“I Too Am Glad I Was There.”

Note from Stephen: Today’s post from JACK HILLIARD is presented in honor of NASA shuttle Discovery’s last mission scheduled for lift-off today, but postponed until Wednesday.

It is a cloudy, warm January afternoon on a sandy cape area east of Walt Disney World in Central Florida. It is a place where the Banana River winds its way through thick marshes. . . where you may see herons and pelicans . . . manatee and alligators . . . eagles and egrets. As you lift your eyes toward the horizon, in the distance stands the mighty Saturn V (pronounced “five”) Rocket . . . all 363 feet of it fueled and ready to fly. You are at NASA’s Complex 39 Press Site at the Kennedy Space Center. Within the next six hours, Apollo 14 will begin America’s fourth trip to land a man on the lunar surface. The Mission Commander is Astronaut Alan Shepard. He was America’s first man in space about ten years earlier. The Command Module is called “Kitty Hawk” and is piloted by Stuart Roosa. The Lunar Module is called “Antaries” and is piloted by Ed Mitchell. All three men have spent time in the simulator at the Morehead Planetarium on the UNC campus.

As I stand there on the bank of the Banana River, I remember the handwritten sign on the planetarium door that said “No Class Today.” That was March 2, 1960 and students in Harvey Daniell’s Astronomy 31 Lab did not meet in the Morehead Planetarium that afternoon. The reason, America’s Mercury Astronauts were taking classes in celestial navigation in the planetarium simulator. I didn’t know it at the time, but one of the astronauts in the Planetarium that day was Commander Shepard.

Launch Complex 39, the nation’s first operational spaceport, ranks as one of history’s great engineering achievements. Three and a half miles from Pad A at the press site, several hundred media personnel have gathered including Hugh Morton. (I was not aware that he was there at the time). As always, he not only documented the Apollo launch, but went to an adjoining location, where several special NASA guests were gathered at the VIP site. Among those guests on this day . . . Vice President Spiro Agnew [left center in photograph below], the future King of Spain, Juan Carlos [far right] and his wife Princess Sophia . . . Henry Kissinger, US security advisor to President Richard Nixon . . . America’s first man on the moon Neil Armstrong [right center], and Hugh O’Brian, movie and TV star. (Editor’s note: NASA bestowed Hugh O’Brian its “Freedom Through Knowledge” Award in 1971.  And is that Caspar Weinberger in the upper left?—Stephen)

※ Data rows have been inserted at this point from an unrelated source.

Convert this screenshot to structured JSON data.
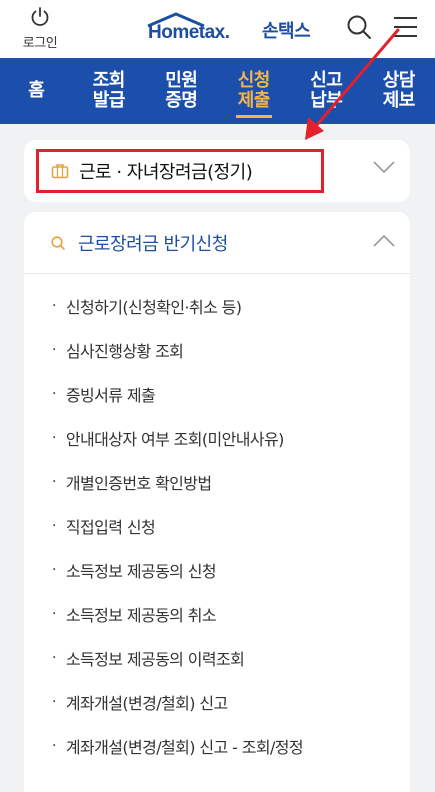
{
  "header": {
    "login_label": "로그인",
    "logo_en": "Hometax.",
    "logo_kr": "손택스",
    "icons": [
      "power-icon",
      "search-icon",
      "menu-icon"
    ]
  },
  "nav": {
    "items": [
      {
        "label": "홈",
        "active": false
      },
      {
        "label": "조회 발급",
        "active": false
      },
      {
        "label": "민원 증명",
        "active": false
      },
      {
        "label": "신청 제출",
        "active": true
      },
      {
        "label": "신고 납부",
        "active": false
      },
      {
        "label": "상담 제보",
        "active": false
      }
    ]
  },
  "category": {
    "title": "근로 · 자녀장려금(정기)",
    "icon": "briefcase-icon"
  },
  "section": {
    "title": "근로장려금 반기신청",
    "icon": "search-icon",
    "items": [
      "신청하기(신청확인·취소 등)",
      "심사진행상황 조회",
      "증빙서류 제출",
      "안내대상자 여부 조회(미안내사유)",
      "개별인증번호 확인방법",
      "직접입력 신청",
      "소득정보 제공동의 신청",
      "소득정보 제공동의 취소",
      "소득정보 제공동의 이력조회",
      "계좌개설(변경/철회) 신고",
      "계좌개설(변경/철회) 신고 - 조회/정정"
    ]
  },
  "colors": {
    "brand": "#1c4eab",
    "active": "#f3b54a",
    "highlight": "#e4202b",
    "section_icon": "#e8a33c"
  }
}
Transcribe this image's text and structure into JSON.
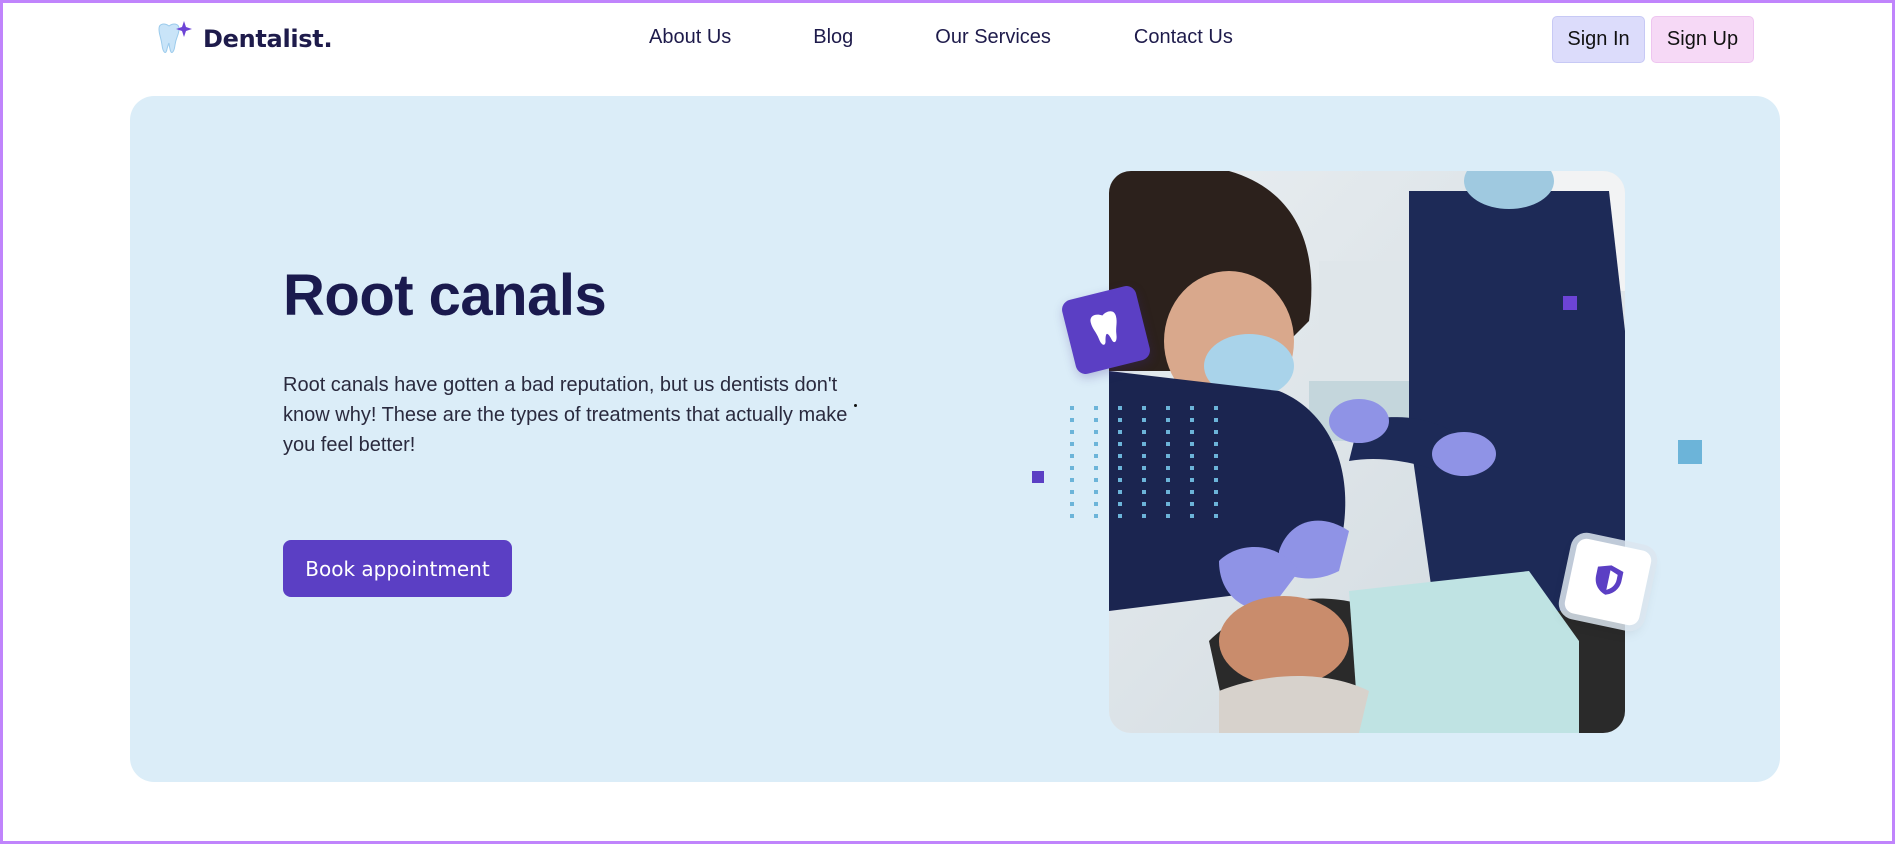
{
  "brand": {
    "name": "Dentalist.",
    "logo_icon": "tooth-sparkle-icon",
    "accent": "#5b3fc4"
  },
  "nav": {
    "items": [
      {
        "label": "About Us"
      },
      {
        "label": "Blog"
      },
      {
        "label": "Our Services"
      },
      {
        "label": "Contact Us"
      }
    ]
  },
  "auth": {
    "sign_in": "Sign In",
    "sign_up": "Sign Up"
  },
  "hero": {
    "title": "Root canals",
    "description": "Root canals have gotten a bad reputation, but us dentists don't know why! These are the types of treatments that actually make you feel better!",
    "cta_label": "Book appointment",
    "background": "#dbedf8",
    "image_icon": "dental-procedure-photo",
    "badge_icons": [
      "tooth-icon",
      "shield-icon"
    ]
  }
}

As the countdown proceeds toward the scheduled launch time of 3:23 PM, a bank of clouds moves over the space center. Then, a brief shower. The countdown is at T-8 minutes and holding. We wait 40 minutes for the clouds and rain to move out of the area. Then at 3:54, comes the familiar voice of NASA’s Jack King: “This is Apollo launch control, we will resume the count at 3:55 PM.” A cheer goes up from the assembled media.

Nothing can prepare you for the sights and sounds of a Saturn V launch. Films and television are simply inadequate to convey the awe and power of the experience.

The countdown proceeds smoothly during the next eight minutes. Then at 4:03 PM on January 31, 1971, the fire and smoke of the Saturn V’s first stage becomes visible. Another cheer from all the viewing areas, even before the staccato roar of the engines is heard. (That’s a neat, unique thing about seeing a Saturn V launch in person. You see the cascade of smoke and flame long before you hear the sound of the engines, which takes longer to travel the three and a half miles. We’re use to seeing a launch on TV where the microphones are located on the launch pad and the sight and sound are together.) Finally, the Apollo 14/Saturn V rocket lifts off and is on its way to the moon.

As I stand watching this awesome site of Commander Shepard and his crew flying to the lunar surface, it of course never crosses my mind that 18 years later on June 16, 1989, I would have the honor of meeting Alan Shepard when he and four of his fellow Mercury astronauts gather at the Morehead Planetarium to celebrate several anniversaries . . . the 30th anniversary of the U. S. space program, the 40th anniversary of the Morehaed Planetarium, and the 20th anniversary of the first moon landing. When I finally get a chance to shake his hand, I tell him that I was at the Apollo 14 launch.  He says, “that was a great day . . . I’m glad you were there.”

Me too.